Here we see that our collective reliance on the contained system of political justice rather than its fugitive counterpart, not only renders invisible the messy and complicated projects of making material change in response to meaningful objections (the bedrock assumption of justice among philosophers), but it also transforms those objections into symbolic inputs to be filtered through and publicly debated, rather than meaningful demands. This is an important distinction, because, as any advocate of justice will admit, meaningful demands carry with them responsibilities and obligations which members of a political community are thus bound to meet. Those obligations are especially binding for those who face far less risk in the face of persistent institutions like policing and other tools of social control - White Americans in the example at hand. But, those are the very obligations that fall through the cracks as this clean, tidy, and institutionalized vision of justice grinds on.

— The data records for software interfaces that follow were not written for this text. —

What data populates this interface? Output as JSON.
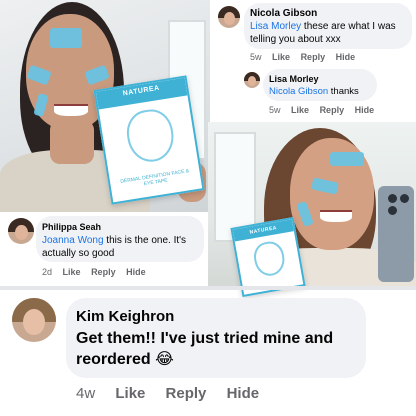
{
  "photos": {
    "first": {
      "box_brand": "NATUREA",
      "box_text": "DERMAL DEFINITION FACE & EYE TAPE"
    },
    "second": {
      "box_brand": "NATUREA"
    }
  },
  "comments": {
    "nicola": {
      "author": "Nicola Gibson",
      "mention": "Lisa Morley",
      "text": " these are what I was telling you about xxx",
      "time": "5w",
      "like": "Like",
      "reply": "Reply",
      "hide": "Hide"
    },
    "lisa": {
      "author": "Lisa Morley",
      "mention": "Nicola Gibson",
      "text": " thanks",
      "time": "5w",
      "like": "Like",
      "reply": "Reply",
      "hide": "Hide"
    },
    "philippa": {
      "author": "Philippa Seah",
      "mention": "Joanna Wong",
      "text": " this is the one. It's actually so good",
      "time": "2d",
      "like": "Like",
      "reply": "Reply",
      "hide": "Hide"
    },
    "kim": {
      "author": "Kim Keighron",
      "text": "Get them!! I've just tried mine and reordered 😂",
      "time": "4w",
      "like": "Like",
      "reply": "Reply",
      "hide": "Hide"
    }
  },
  "colors": {
    "mention": "#1b74e4",
    "bubble": "#f0f2f5",
    "meta": "#65676b",
    "tape": "#67c3e4",
    "box_accent": "#3fb1d5"
  }
}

If we take seriously the idea that justice looks less like an institutionalized process with only public deliberation as its outcome, and more like an unruly and perhaps fleeting pursuit of material change, we might be willing to accept ostensibly non-political acts as vital to the improvement and continuation of our democratic processes. This fugitive form of justice, and the politics it requires, forces us to look to the streets, the university classroom, our family homes, the factory floor, the bus stop, as settings for discussing, understanding, and enacting the obligations that arise amid deeply and persistently unequal systems of power. This would also open up the possibility of meaningful objections to these processes, or would at least widen the range of individuals or communities who are able to register those objections. At a time when it seems only the tidiest forms of justice are imaginable to those whose power is at stake, considering the way justice can operate beyond the boundary of the Wolin’s constitution and its delimitation of political action, is perhaps the only means by which to wrest justice from its tamed states in favor of the material change we see being demanded over and over again.

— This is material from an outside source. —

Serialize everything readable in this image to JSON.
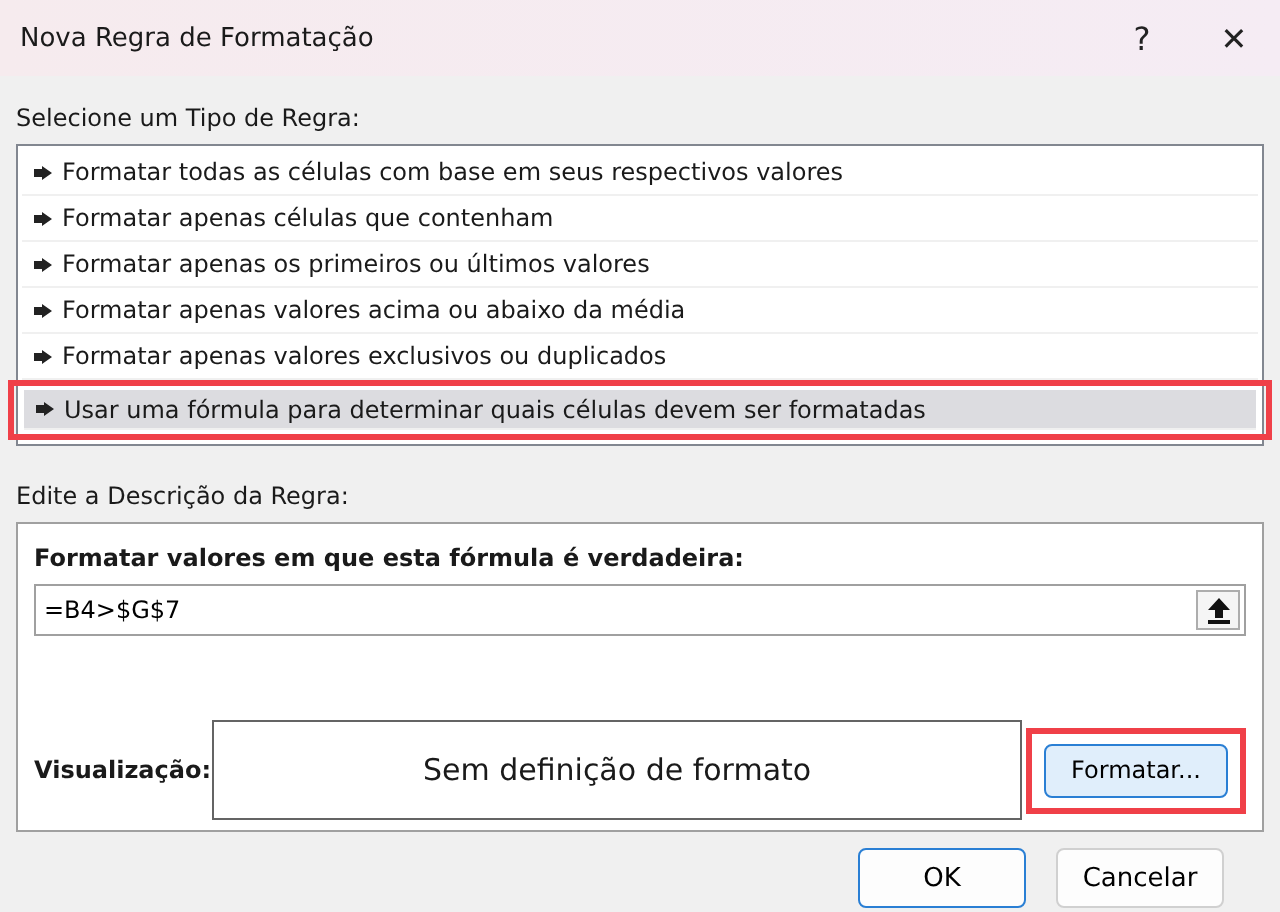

Benhabib, S. (Ed.). (1996). Democracy and difference: Contesting the boundaries of the political. Princeton University Press.
Rawls, J. (2009). A theory of justice. Harvard university press.
O'neill, O. (2016). Justice across boundaries: Whose obligations?. Cambridge University Press.
Wolin, S. S. (2018). Fugitive Democracy: And Other Essays. Princeton University Press.